* PROBLEM DESCRIPTION *
Word for word, repeat each of the records below.

* RECORDS PROVIDED *
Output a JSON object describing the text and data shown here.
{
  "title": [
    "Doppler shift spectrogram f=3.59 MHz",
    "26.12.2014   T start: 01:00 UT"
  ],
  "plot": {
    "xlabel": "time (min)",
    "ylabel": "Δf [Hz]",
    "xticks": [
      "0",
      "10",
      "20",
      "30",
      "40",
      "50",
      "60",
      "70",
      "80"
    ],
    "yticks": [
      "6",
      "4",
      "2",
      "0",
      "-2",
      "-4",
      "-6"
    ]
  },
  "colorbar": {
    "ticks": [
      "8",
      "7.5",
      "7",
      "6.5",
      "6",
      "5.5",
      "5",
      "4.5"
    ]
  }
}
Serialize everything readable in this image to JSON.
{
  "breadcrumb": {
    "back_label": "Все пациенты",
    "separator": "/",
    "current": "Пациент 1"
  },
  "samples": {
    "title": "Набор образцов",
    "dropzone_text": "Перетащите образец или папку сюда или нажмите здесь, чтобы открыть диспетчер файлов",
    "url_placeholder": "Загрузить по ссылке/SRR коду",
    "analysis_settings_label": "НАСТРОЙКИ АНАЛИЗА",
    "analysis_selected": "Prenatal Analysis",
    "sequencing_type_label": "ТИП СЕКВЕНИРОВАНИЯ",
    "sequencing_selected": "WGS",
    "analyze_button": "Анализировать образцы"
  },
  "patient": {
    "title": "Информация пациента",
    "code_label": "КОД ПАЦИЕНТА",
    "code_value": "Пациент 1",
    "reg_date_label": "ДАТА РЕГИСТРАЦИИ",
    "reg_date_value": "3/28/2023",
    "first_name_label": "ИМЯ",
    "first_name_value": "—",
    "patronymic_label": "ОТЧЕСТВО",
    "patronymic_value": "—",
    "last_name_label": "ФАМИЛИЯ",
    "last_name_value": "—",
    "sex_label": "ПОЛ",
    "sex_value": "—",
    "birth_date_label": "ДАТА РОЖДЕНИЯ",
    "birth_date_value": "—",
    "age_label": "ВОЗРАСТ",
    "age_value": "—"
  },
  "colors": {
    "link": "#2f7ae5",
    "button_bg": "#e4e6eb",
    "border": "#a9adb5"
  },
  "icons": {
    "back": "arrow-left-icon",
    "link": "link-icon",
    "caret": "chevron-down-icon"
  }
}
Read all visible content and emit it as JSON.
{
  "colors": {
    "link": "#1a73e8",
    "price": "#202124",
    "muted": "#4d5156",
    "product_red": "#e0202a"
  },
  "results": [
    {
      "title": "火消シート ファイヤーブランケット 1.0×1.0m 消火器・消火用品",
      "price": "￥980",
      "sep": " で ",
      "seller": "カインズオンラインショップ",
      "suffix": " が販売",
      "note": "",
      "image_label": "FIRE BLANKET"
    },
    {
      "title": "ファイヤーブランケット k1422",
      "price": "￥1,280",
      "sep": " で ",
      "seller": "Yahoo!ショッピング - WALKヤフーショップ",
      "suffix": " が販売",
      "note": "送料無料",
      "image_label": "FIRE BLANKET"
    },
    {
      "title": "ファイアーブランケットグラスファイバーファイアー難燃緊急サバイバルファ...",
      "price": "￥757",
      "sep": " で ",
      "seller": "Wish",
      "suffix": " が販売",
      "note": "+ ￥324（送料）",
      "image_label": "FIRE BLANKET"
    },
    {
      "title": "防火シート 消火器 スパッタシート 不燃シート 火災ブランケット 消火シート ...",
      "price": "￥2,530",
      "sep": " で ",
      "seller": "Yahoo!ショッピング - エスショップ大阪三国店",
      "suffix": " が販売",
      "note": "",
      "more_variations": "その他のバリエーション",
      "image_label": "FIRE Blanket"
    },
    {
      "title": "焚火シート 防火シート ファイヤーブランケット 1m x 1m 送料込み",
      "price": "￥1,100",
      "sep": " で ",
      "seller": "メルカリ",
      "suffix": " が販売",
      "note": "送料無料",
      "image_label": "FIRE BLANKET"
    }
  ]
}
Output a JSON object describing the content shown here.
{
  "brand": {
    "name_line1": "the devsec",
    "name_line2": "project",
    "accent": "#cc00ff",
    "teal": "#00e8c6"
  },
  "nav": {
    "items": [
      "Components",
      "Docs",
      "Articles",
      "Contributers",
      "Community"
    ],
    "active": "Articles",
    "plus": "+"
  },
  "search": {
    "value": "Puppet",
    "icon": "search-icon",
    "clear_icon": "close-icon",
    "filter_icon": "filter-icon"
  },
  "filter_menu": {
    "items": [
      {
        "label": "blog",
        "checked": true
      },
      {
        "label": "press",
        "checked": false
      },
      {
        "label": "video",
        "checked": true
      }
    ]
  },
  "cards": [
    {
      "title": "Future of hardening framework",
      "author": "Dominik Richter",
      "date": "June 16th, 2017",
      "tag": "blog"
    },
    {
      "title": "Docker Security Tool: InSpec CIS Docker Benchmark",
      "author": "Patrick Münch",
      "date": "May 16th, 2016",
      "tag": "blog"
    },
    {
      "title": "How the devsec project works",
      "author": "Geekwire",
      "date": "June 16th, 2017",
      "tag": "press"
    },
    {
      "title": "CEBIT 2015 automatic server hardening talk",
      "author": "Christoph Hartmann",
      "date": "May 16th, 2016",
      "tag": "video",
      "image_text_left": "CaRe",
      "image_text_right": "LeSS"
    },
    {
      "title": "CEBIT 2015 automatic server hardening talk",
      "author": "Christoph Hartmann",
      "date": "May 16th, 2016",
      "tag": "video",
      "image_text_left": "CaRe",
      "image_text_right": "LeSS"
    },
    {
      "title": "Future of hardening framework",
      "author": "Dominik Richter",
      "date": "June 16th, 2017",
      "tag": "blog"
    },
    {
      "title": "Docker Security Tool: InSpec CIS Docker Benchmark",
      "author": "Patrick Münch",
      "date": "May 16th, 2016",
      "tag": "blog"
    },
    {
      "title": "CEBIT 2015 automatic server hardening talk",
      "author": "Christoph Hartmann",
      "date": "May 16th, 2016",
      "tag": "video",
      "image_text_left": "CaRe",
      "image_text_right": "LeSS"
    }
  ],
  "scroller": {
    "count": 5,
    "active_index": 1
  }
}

* RESPONSE *
Output a JSON object describing the text and data shown here.
{
  "title": [
    "Doppler shift spectrogram f=3.59 MHz",
    "26.12.2014   T start: 01:00 UT"
  ],
  "plot": {
    "xlabel": "time (min)",
    "ylabel": "Δf [Hz]",
    "xticks": [
      "0",
      "10",
      "20",
      "30",
      "40",
      "50",
      "60",
      "70",
      "80"
    ],
    "yticks": [
      "6",
      "4",
      "2",
      "0",
      "-2",
      "-4",
      "-6"
    ]
  },
  "colorbar": {
    "ticks": [
      "8",
      "7.5",
      "7",
      "6.5",
      "6",
      "5.5",
      "5",
      "4.5"
    ]
  }
}
Serialize everything readable in this image to JSON.
{
  "breadcrumb": {
    "back_label": "Все пациенты",
    "separator": "/",
    "current": "Пациент 1"
  },
  "samples": {
    "title": "Набор образцов",
    "dropzone_text": "Перетащите образец или папку сюда или нажмите здесь, чтобы открыть диспетчер файлов",
    "url_placeholder": "Загрузить по ссылке/SRR коду",
    "analysis_settings_label": "НАСТРОЙКИ АНАЛИЗА",
    "analysis_selected": "Prenatal Analysis",
    "sequencing_type_label": "ТИП СЕКВЕНИРОВАНИЯ",
    "sequencing_selected": "WGS",
    "analyze_button": "Анализировать образцы"
  },
  "patient": {
    "title": "Информация пациента",
    "code_label": "КОД ПАЦИЕНТА",
    "code_value": "Пациент 1",
    "reg_date_label": "ДАТА РЕГИСТРАЦИИ",
    "reg_date_value": "3/28/2023",
    "first_name_label": "ИМЯ",
    "first_name_value": "—",
    "patronymic_label": "ОТЧЕСТВО",
    "patronymic_value": "—",
    "last_name_label": "ФАМИЛИЯ",
    "last_name_value": "—",
    "sex_label": "ПОЛ",
    "sex_value": "—",
    "birth_date_label": "ДАТА РОЖДЕНИЯ",
    "birth_date_value": "—",
    "age_label": "ВОЗРАСТ",
    "age_value": "—"
  },
  "colors": {
    "link": "#2f7ae5",
    "button_bg": "#e4e6eb",
    "border": "#a9adb5"
  },
  "icons": {
    "back": "arrow-left-icon",
    "link": "link-icon",
    "caret": "chevron-down-icon"
  }
}
Read all visible content and emit it as JSON.
{
  "colors": {
    "link": "#1a73e8",
    "price": "#202124",
    "muted": "#4d5156",
    "product_red": "#e0202a"
  },
  "results": [
    {
      "title": "火消シート ファイヤーブランケット 1.0×1.0m 消火器・消火用品",
      "price": "￥980",
      "sep": " で ",
      "seller": "カインズオンラインショップ",
      "suffix": " が販売",
      "note": "",
      "image_label": "FIRE BLANKET"
    },
    {
      "title": "ファイヤーブランケット k1422",
      "price": "￥1,280",
      "sep": " で ",
      "seller": "Yahoo!ショッピング - WALKヤフーショップ",
      "suffix": " が販売",
      "note": "送料無料",
      "image_label": "FIRE BLANKET"
    },
    {
      "title": "ファイアーブランケットグラスファイバーファイアー難燃緊急サバイバルファ...",
      "price": "￥757",
      "sep": " で ",
      "seller": "Wish",
      "suffix": " が販売",
      "note": "+ ￥324（送料）",
      "image_label": "FIRE BLANKET"
    },
    {
      "title": "防火シート 消火器 スパッタシート 不燃シート 火災ブランケット 消火シート ...",
      "price": "￥2,530",
      "sep": " で ",
      "seller": "Yahoo!ショッピング - エスショップ大阪三国店",
      "suffix": " が販売",
      "note": "",
      "more_variations": "その他のバリエーション",
      "image_label": "FIRE Blanket"
    },
    {
      "title": "焚火シート 防火シート ファイヤーブランケット 1m x 1m 送料込み",
      "price": "￥1,100",
      "sep": " で ",
      "seller": "メルカリ",
      "suffix": " が販売",
      "note": "送料無料",
      "image_label": "FIRE BLANKET"
    }
  ]
}
Output a JSON object describing the content shown here.
{
  "brand": {
    "name_line1": "the devsec",
    "name_line2": "project",
    "accent": "#cc00ff",
    "teal": "#00e8c6"
  },
  "nav": {
    "items": [
      "Components",
      "Docs",
      "Articles",
      "Contributers",
      "Community"
    ],
    "active": "Articles",
    "plus": "+"
  },
  "search": {
    "value": "Puppet",
    "icon": "search-icon",
    "clear_icon": "close-icon",
    "filter_icon": "filter-icon"
  },
  "filter_menu": {
    "items": [
      {
        "label": "blog",
        "checked": true
      },
      {
        "label": "press",
        "checked": false
      },
      {
        "label": "video",
        "checked": true
      }
    ]
  },
  "cards": [
    {
      "title": "Future of hardening framework",
      "author": "Dominik Richter",
      "date": "June 16th, 2017",
      "tag": "blog"
    },
    {
      "title": "Docker Security Tool: InSpec CIS Docker Benchmark",
      "author": "Patrick Münch",
      "date": "May 16th, 2016",
      "tag": "blog"
    },
    {
      "title": "How the devsec project works",
      "author": "Geekwire",
      "date": "June 16th, 2017",
      "tag": "press"
    },
    {
      "title": "CEBIT 2015 automatic server hardening talk",
      "author": "Christoph Hartmann",
      "date": "May 16th, 2016",
      "tag": "video",
      "image_text_left": "CaRe",
      "image_text_right": "LeSS"
    },
    {
      "title": "CEBIT 2015 automatic server hardening talk",
      "author": "Christoph Hartmann",
      "date": "May 16th, 2016",
      "tag": "video",
      "image_text_left": "CaRe",
      "image_text_right": "LeSS"
    },
    {
      "title": "Future of hardening framework",
      "author": "Dominik Richter",
      "date": "June 16th, 2017",
      "tag": "blog"
    },
    {
      "title": "Docker Security Tool: InSpec CIS Docker Benchmark",
      "author": "Patrick Münch",
      "date": "May 16th, 2016",
      "tag": "blog"
    },
    {
      "title": "CEBIT 2015 automatic server hardening talk",
      "author": "Christoph Hartmann",
      "date": "May 16th, 2016",
      "tag": "video",
      "image_text_left": "CaRe",
      "image_text_right": "LeSS"
    }
  ],
  "scroller": {
    "count": 5,
    "active_index": 1
  }
}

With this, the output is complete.